August 17, 2010
MADISON - The clock is winding down for owners of large piers to register those structures to secure their future under a free, one-time registration process.
A 2008 law set size standards for piers, and created the registration process that grandfathered-in most existing piers larger than the size standards.
Owners of piers larger than the standards have until April 1, 2011, to determine if they qualify to be grandfathered in, and to complete the registration process.
"The vast majority of pier owners won't need to register their pier but if they do, that process is free and we've tried to make it as straightforward as possible," says Martye Griffin, DNR waterway policy leader coordinating the pier registration process.
A factsheet, video, and interactive decision tool enable pier owners to quickly learn if their pier meets the size standards and is exempt from permitting or the registration process.
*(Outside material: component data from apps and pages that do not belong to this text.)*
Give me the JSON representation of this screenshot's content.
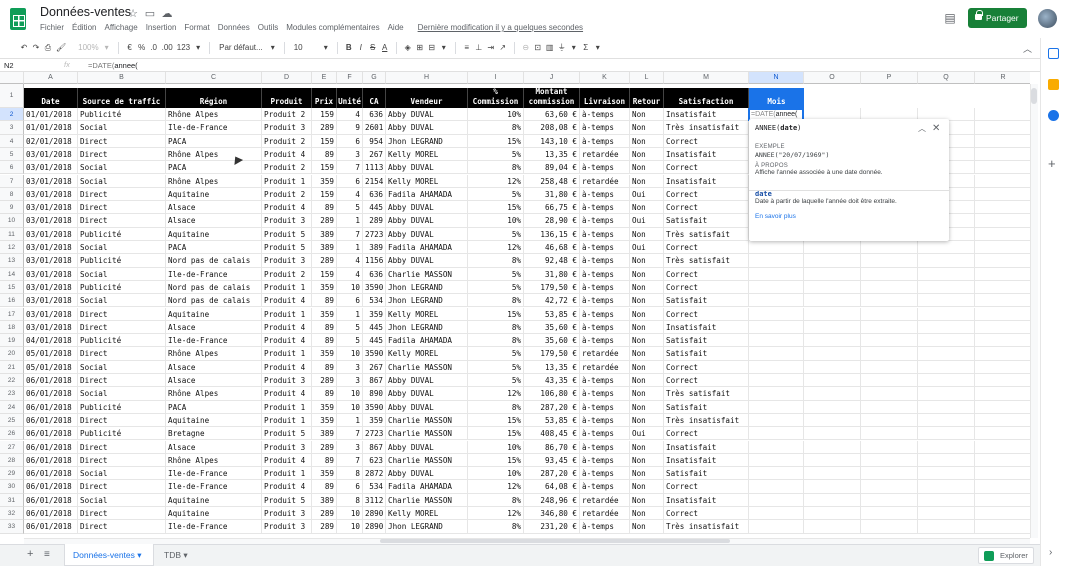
{
  "app": {
    "title": "Données-ventes",
    "menus": [
      "Fichier",
      "Édition",
      "Affichage",
      "Insertion",
      "Format",
      "Données",
      "Outils",
      "Modules complémentaires",
      "Aide"
    ],
    "last_edit": "Dernière modification il y a quelques secondes",
    "share_label": "Partager",
    "colors": {
      "brand_green": "#188038",
      "accent_blue": "#1a73e8",
      "header_black": "#000000"
    }
  },
  "toolbar": {
    "zoom": "100%",
    "currency": "€",
    "percent": "%",
    "dec_less": ".0",
    "dec_more": ".00",
    "format_more": "123",
    "font": "Par défaut...",
    "font_size": "10",
    "bold": "B",
    "italic": "I",
    "strike": "S",
    "text_color": "A"
  },
  "formula_bar": {
    "name_box": "N2",
    "fx": "fx",
    "formula_fn": "=DATE(",
    "formula_arg": "annee("
  },
  "columns": [
    "A",
    "B",
    "C",
    "D",
    "E",
    "F",
    "G",
    "H",
    "I",
    "J",
    "K",
    "L",
    "M",
    "N",
    "O",
    "P",
    "Q",
    "R"
  ],
  "row_numbers": [
    "1",
    "2",
    "3",
    "4",
    "5",
    "6",
    "7",
    "8",
    "9",
    "10",
    "11",
    "12",
    "13",
    "14",
    "15",
    "16",
    "17",
    "18",
    "19",
    "20",
    "21",
    "22",
    "23",
    "24",
    "25",
    "26",
    "27",
    "28",
    "29",
    "30",
    "31",
    "32",
    "33"
  ],
  "headers": [
    [
      "Date"
    ],
    [
      "Source de traffic"
    ],
    [
      "Région"
    ],
    [
      "Produit"
    ],
    [
      "Prix"
    ],
    [
      "Unité"
    ],
    [
      "CA"
    ],
    [
      "Vendeur"
    ],
    [
      "%",
      "Commission"
    ],
    [
      "Montant",
      "commission"
    ],
    [
      "Livraison"
    ],
    [
      "Retour"
    ],
    [
      "Satisfaction"
    ],
    [
      "Mois"
    ]
  ],
  "rows": [
    [
      "01/01/2018",
      "Publicité",
      "Rhône Alpes",
      "Produit 2",
      "159",
      "4",
      "636",
      "Abby DUVAL",
      "10%",
      "63,60 €",
      "à-temps",
      "Non",
      "Insatisfait"
    ],
    [
      "01/01/2018",
      "Social",
      "Ile-de-France",
      "Produit 3",
      "289",
      "9",
      "2601",
      "Abby DUVAL",
      "8%",
      "208,08 €",
      "à-temps",
      "Non",
      "Très insatisfait"
    ],
    [
      "02/01/2018",
      "Direct",
      "PACA",
      "Produit 2",
      "159",
      "6",
      "954",
      "Jhon LEGRAND",
      "15%",
      "143,10 €",
      "à-temps",
      "Non",
      "Correct"
    ],
    [
      "03/01/2018",
      "Direct",
      "Rhône Alpes",
      "Produit 4",
      "89",
      "3",
      "267",
      "Kelly MOREL",
      "5%",
      "13,35 €",
      "retardée",
      "Non",
      "Insatisfait"
    ],
    [
      "03/01/2018",
      "Social",
      "PACA",
      "Produit 2",
      "159",
      "7",
      "1113",
      "Abby DUVAL",
      "8%",
      "89,04 €",
      "à-temps",
      "Non",
      "Correct"
    ],
    [
      "03/01/2018",
      "Social",
      "Rhône Alpes",
      "Produit 1",
      "359",
      "6",
      "2154",
      "Kelly MOREL",
      "12%",
      "258,48 €",
      "retardée",
      "Non",
      "Insatisfait"
    ],
    [
      "03/01/2018",
      "Direct",
      "Aquitaine",
      "Produit 2",
      "159",
      "4",
      "636",
      "Fadila AHAMADA",
      "5%",
      "31,80 €",
      "à-temps",
      "Oui",
      "Correct"
    ],
    [
      "03/01/2018",
      "Direct",
      "Alsace",
      "Produit 4",
      "89",
      "5",
      "445",
      "Abby DUVAL",
      "15%",
      "66,75 €",
      "à-temps",
      "Non",
      "Correct"
    ],
    [
      "03/01/2018",
      "Direct",
      "Alsace",
      "Produit 3",
      "289",
      "1",
      "289",
      "Abby DUVAL",
      "10%",
      "28,90 €",
      "à-temps",
      "Oui",
      "Satisfait"
    ],
    [
      "03/01/2018",
      "Publicité",
      "Aquitaine",
      "Produit 5",
      "389",
      "7",
      "2723",
      "Abby DUVAL",
      "5%",
      "136,15 €",
      "à-temps",
      "Non",
      "Très satisfait"
    ],
    [
      "03/01/2018",
      "Social",
      "PACA",
      "Produit 5",
      "389",
      "1",
      "389",
      "Fadila AHAMADA",
      "12%",
      "46,68 €",
      "à-temps",
      "Oui",
      "Correct"
    ],
    [
      "03/01/2018",
      "Publicité",
      "Nord pas de calais",
      "Produit 3",
      "289",
      "4",
      "1156",
      "Abby DUVAL",
      "8%",
      "92,48 €",
      "à-temps",
      "Non",
      "Très satisfait"
    ],
    [
      "03/01/2018",
      "Social",
      "Ile-de-France",
      "Produit 2",
      "159",
      "4",
      "636",
      "Charlie MASSON",
      "5%",
      "31,80 €",
      "à-temps",
      "Non",
      "Correct"
    ],
    [
      "03/01/2018",
      "Publicité",
      "Nord pas de calais",
      "Produit 1",
      "359",
      "10",
      "3590",
      "Jhon LEGRAND",
      "5%",
      "179,50 €",
      "à-temps",
      "Non",
      "Correct"
    ],
    [
      "03/01/2018",
      "Social",
      "Nord pas de calais",
      "Produit 4",
      "89",
      "6",
      "534",
      "Jhon LEGRAND",
      "8%",
      "42,72 €",
      "à-temps",
      "Non",
      "Satisfait"
    ],
    [
      "03/01/2018",
      "Direct",
      "Aquitaine",
      "Produit 1",
      "359",
      "1",
      "359",
      "Kelly MOREL",
      "15%",
      "53,85 €",
      "à-temps",
      "Non",
      "Correct"
    ],
    [
      "03/01/2018",
      "Direct",
      "Alsace",
      "Produit 4",
      "89",
      "5",
      "445",
      "Jhon LEGRAND",
      "8%",
      "35,60 €",
      "à-temps",
      "Non",
      "Insatisfait"
    ],
    [
      "04/01/2018",
      "Publicité",
      "Ile-de-France",
      "Produit 4",
      "89",
      "5",
      "445",
      "Fadila AHAMADA",
      "8%",
      "35,60 €",
      "à-temps",
      "Non",
      "Satisfait"
    ],
    [
      "05/01/2018",
      "Direct",
      "Rhône Alpes",
      "Produit 1",
      "359",
      "10",
      "3590",
      "Kelly MOREL",
      "5%",
      "179,50 €",
      "retardée",
      "Non",
      "Satisfait"
    ],
    [
      "05/01/2018",
      "Social",
      "Alsace",
      "Produit 4",
      "89",
      "3",
      "267",
      "Charlie MASSON",
      "5%",
      "13,35 €",
      "retardée",
      "Non",
      "Correct"
    ],
    [
      "06/01/2018",
      "Direct",
      "Alsace",
      "Produit 3",
      "289",
      "3",
      "867",
      "Abby DUVAL",
      "5%",
      "43,35 €",
      "à-temps",
      "Non",
      "Correct"
    ],
    [
      "06/01/2018",
      "Social",
      "Rhône Alpes",
      "Produit 4",
      "89",
      "10",
      "890",
      "Abby DUVAL",
      "12%",
      "106,80 €",
      "à-temps",
      "Non",
      "Très satisfait"
    ],
    [
      "06/01/2018",
      "Publicité",
      "PACA",
      "Produit 1",
      "359",
      "10",
      "3590",
      "Abby DUVAL",
      "8%",
      "287,20 €",
      "à-temps",
      "Non",
      "Satisfait"
    ],
    [
      "06/01/2018",
      "Direct",
      "Aquitaine",
      "Produit 1",
      "359",
      "1",
      "359",
      "Charlie MASSON",
      "15%",
      "53,85 €",
      "à-temps",
      "Non",
      "Très insatisfait"
    ],
    [
      "06/01/2018",
      "Publicité",
      "Bretagne",
      "Produit 5",
      "389",
      "7",
      "2723",
      "Charlie MASSON",
      "15%",
      "408,45 €",
      "à-temps",
      "Oui",
      "Correct"
    ],
    [
      "06/01/2018",
      "Direct",
      "Alsace",
      "Produit 3",
      "289",
      "3",
      "867",
      "Abby DUVAL",
      "10%",
      "86,70 €",
      "à-temps",
      "Non",
      "Insatisfait"
    ],
    [
      "06/01/2018",
      "Direct",
      "Rhône Alpes",
      "Produit 4",
      "89",
      "7",
      "623",
      "Charlie MASSON",
      "15%",
      "93,45 €",
      "à-temps",
      "Non",
      "Insatisfait"
    ],
    [
      "06/01/2018",
      "Social",
      "Ile-de-France",
      "Produit 1",
      "359",
      "8",
      "2872",
      "Abby DUVAL",
      "10%",
      "287,20 €",
      "à-temps",
      "Non",
      "Satisfait"
    ],
    [
      "06/01/2018",
      "Direct",
      "Ile-de-France",
      "Produit 4",
      "89",
      "6",
      "534",
      "Fadila AHAMADA",
      "12%",
      "64,08 €",
      "à-temps",
      "Non",
      "Correct"
    ],
    [
      "06/01/2018",
      "Social",
      "Aquitaine",
      "Produit 5",
      "389",
      "8",
      "3112",
      "Charlie MASSON",
      "8%",
      "248,96 €",
      "retardée",
      "Non",
      "Insatisfait"
    ],
    [
      "06/01/2018",
      "Direct",
      "Aquitaine",
      "Produit 3",
      "289",
      "10",
      "2890",
      "Kelly MOREL",
      "12%",
      "346,80 €",
      "retardée",
      "Non",
      "Correct"
    ],
    [
      "06/01/2018",
      "Direct",
      "Ile-de-France",
      "Produit 3",
      "289",
      "10",
      "2890",
      "Jhon LEGRAND",
      "8%",
      "231,20 €",
      "à-temps",
      "Non",
      "Très insatisfait"
    ]
  ],
  "active_cell": {
    "fn": "=DATE(",
    "arg": "annee("
  },
  "tooltip": {
    "signature_fn": "ANNEE(",
    "signature_arg": "date",
    "signature_end": ")",
    "example_label": "EXEMPLE",
    "example_code": "ANNEE(\"20/07/1969\")",
    "about_label": "À PROPOS",
    "about_text": "Affiche l'année associée à une date donnée.",
    "arg_name": "date",
    "arg_desc": "Date à partir de laquelle l'année doit être extraite.",
    "learn_more": "En savoir plus"
  },
  "sheets": {
    "active": "Données-ventes",
    "other": "TDB",
    "explore": "Explorer"
  }
}
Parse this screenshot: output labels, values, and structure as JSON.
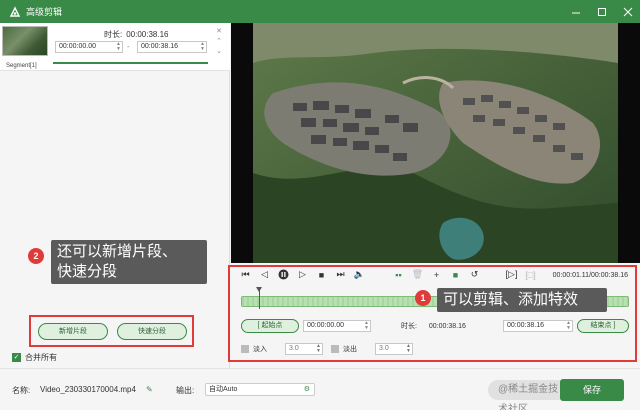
{
  "window": {
    "title": "高级剪辑"
  },
  "segment": {
    "label": "Segment[1]",
    "duration_label": "时长:",
    "duration": "00:00:38.16",
    "start": "00:00:00.00",
    "end": "00:00:38.16",
    "separator": "-"
  },
  "callout_left": {
    "number": "2",
    "line1": "还可以新增片段、",
    "line2": "快速分段"
  },
  "callout_right": {
    "number": "1",
    "text": "可以剪辑、添加特效"
  },
  "left_buttons": {
    "new_segment": "新增片段",
    "quick_split": "快速分段"
  },
  "merge_all": {
    "label": "合并所有",
    "checked": true
  },
  "player": {
    "time": "00:00:01.11/00:00:38.16",
    "progress_fraction": 0.03
  },
  "range": {
    "start_label": "起始点",
    "start_time": "00:00:00.00",
    "duration_label": "时长:",
    "duration": "00:00:38.16",
    "end_time": "00:00:38.16",
    "end_label": "结束点"
  },
  "fade": {
    "in_label": "淡入",
    "in_value": "3.0",
    "out_label": "淡出",
    "out_value": "3.0"
  },
  "bottom": {
    "name_label": "名称:",
    "filename": "Video_230330170004.mp4",
    "output_label": "输出:",
    "output_value": "自动Auto",
    "save_label": "保存",
    "watermark": "@稀土掘金技术社区"
  },
  "colors": {
    "accent": "#3a8a47",
    "callout_badge": "#e03b3b",
    "callout_bg": "#5a5a5a"
  }
}
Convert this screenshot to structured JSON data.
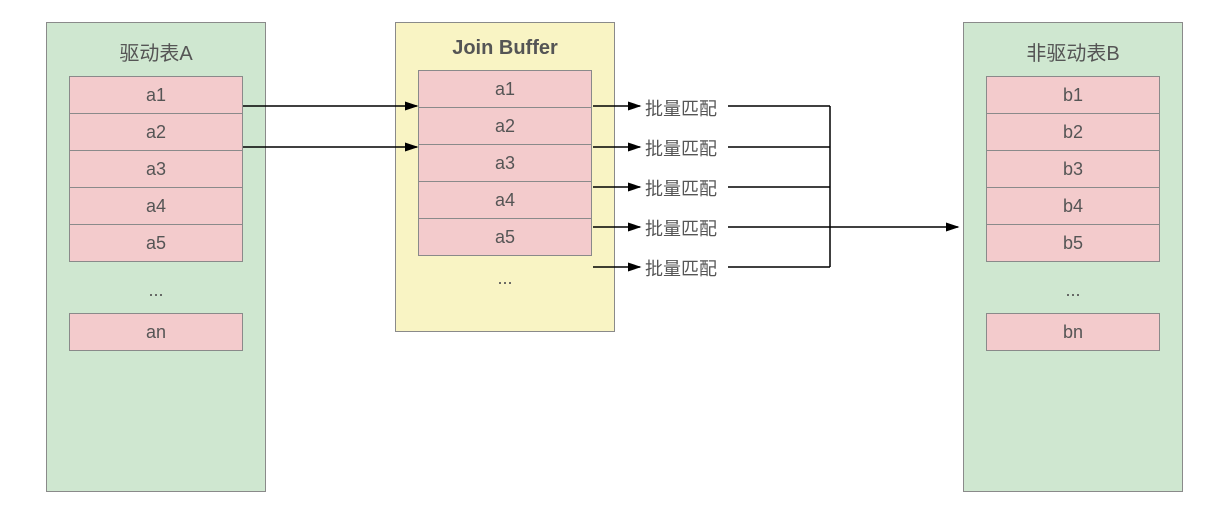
{
  "tableA": {
    "title": "驱动表A",
    "rows": [
      "a1",
      "a2",
      "a3",
      "a4",
      "a5"
    ],
    "ellipsis": "...",
    "last": "an"
  },
  "buffer": {
    "title": "Join Buffer",
    "rows": [
      "a1",
      "a2",
      "a3",
      "a4",
      "a5"
    ],
    "ellipsis": "..."
  },
  "tableB": {
    "title": "非驱动表B",
    "rows": [
      "b1",
      "b2",
      "b3",
      "b4",
      "b5"
    ],
    "ellipsis": "...",
    "last": "bn"
  },
  "match_labels": [
    "批量匹配",
    "批量匹配",
    "批量匹配",
    "批量匹配",
    "批量匹配"
  ]
}
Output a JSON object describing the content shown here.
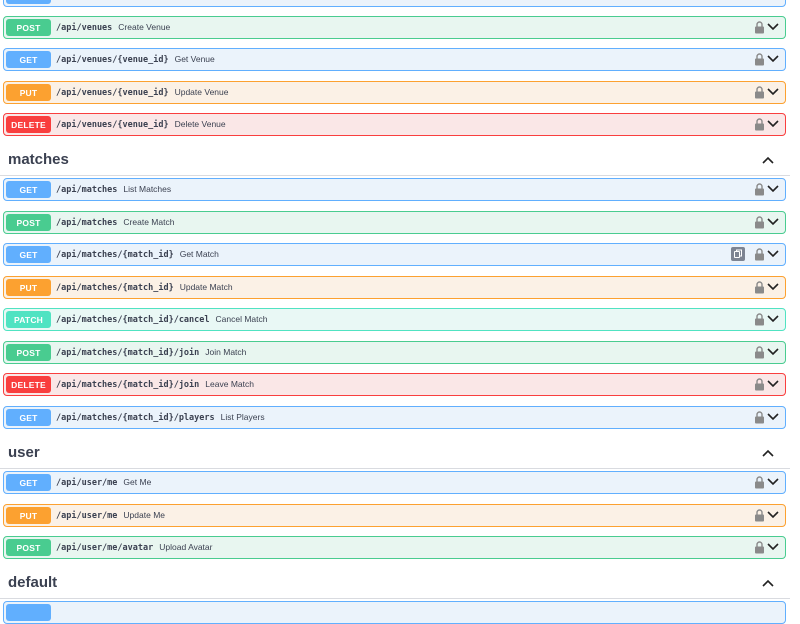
{
  "colors": {
    "get": "#61affe",
    "post": "#49cc90",
    "put": "#fca130",
    "delete": "#f93e3e",
    "patch": "#50e3c2",
    "text": "#3b4151"
  },
  "sections": [
    {
      "name": "matches"
    },
    {
      "name": "user"
    },
    {
      "name": "default"
    }
  ],
  "ops": [
    {
      "method": "POST",
      "path": "/api/venues",
      "summary": "Create Venue"
    },
    {
      "method": "GET",
      "path": "/api/venues/{venue_id}",
      "summary": "Get Venue"
    },
    {
      "method": "PUT",
      "path": "/api/venues/{venue_id}",
      "summary": "Update Venue"
    },
    {
      "method": "DELETE",
      "path": "/api/venues/{venue_id}",
      "summary": "Delete Venue"
    },
    {
      "method": "GET",
      "path": "/api/matches",
      "summary": "List Matches"
    },
    {
      "method": "POST",
      "path": "/api/matches",
      "summary": "Create Match"
    },
    {
      "method": "GET",
      "path": "/api/matches/{match_id}",
      "summary": "Get Match"
    },
    {
      "method": "PUT",
      "path": "/api/matches/{match_id}",
      "summary": "Update Match"
    },
    {
      "method": "PATCH",
      "path": "/api/matches/{match_id}/cancel",
      "summary": "Cancel Match"
    },
    {
      "method": "POST",
      "path": "/api/matches/{match_id}/join",
      "summary": "Join Match"
    },
    {
      "method": "DELETE",
      "path": "/api/matches/{match_id}/join",
      "summary": "Leave Match"
    },
    {
      "method": "GET",
      "path": "/api/matches/{match_id}/players",
      "summary": "List Players"
    },
    {
      "method": "GET",
      "path": "/api/user/me",
      "summary": "Get Me"
    },
    {
      "method": "PUT",
      "path": "/api/user/me",
      "summary": "Update Me"
    },
    {
      "method": "POST",
      "path": "/api/user/me/avatar",
      "summary": "Upload Avatar"
    }
  ],
  "icons": {
    "lock": "lock-icon",
    "expand": "chevron-down-icon",
    "collapse": "chevron-up-icon",
    "copy": "copy-icon"
  }
}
If the pier is larger than the size standards, the owners can immediately complete the free, one-time registration process. A very few piers are expected to be too large to qualify to be grandfathered in, and the owners will need to seek an individual permit and review or downsize their pier to meet the size qualifications for grandfathering it in.
"Getting your pier grandfathered in will give you peace of mind and protection from complaints about your pier in the future," he says.
DNR responds to complaints from neighboring property owners or boaters or anglers that piers are too big and are interfering with navigation or are harming fish habitat. Having the pier registered will make it easier to resolve such situations.
"Registration doesn't give you a golden ticket, but it does mean that things are more certain than they would be if someone was not registered and they found themselves the target of a complaint about their pier," he says.
A DNR study showed that the majority existing piers already meet these requirements, so most waterfront owners have piers that can be grandfathered. To be eligible to be grandfathered, the pier must have been placed before 2004 and meet specific size standards. Standards were created because piers that are too big can shade out aquatic plants that are important to fish and can interfere with boaters, swimmers, and others enjoying Wisconsin lakes and rivers.
FOR MORE INFORMATION CONTACT: Martye Griffin (608) 266-2997 or email@example.com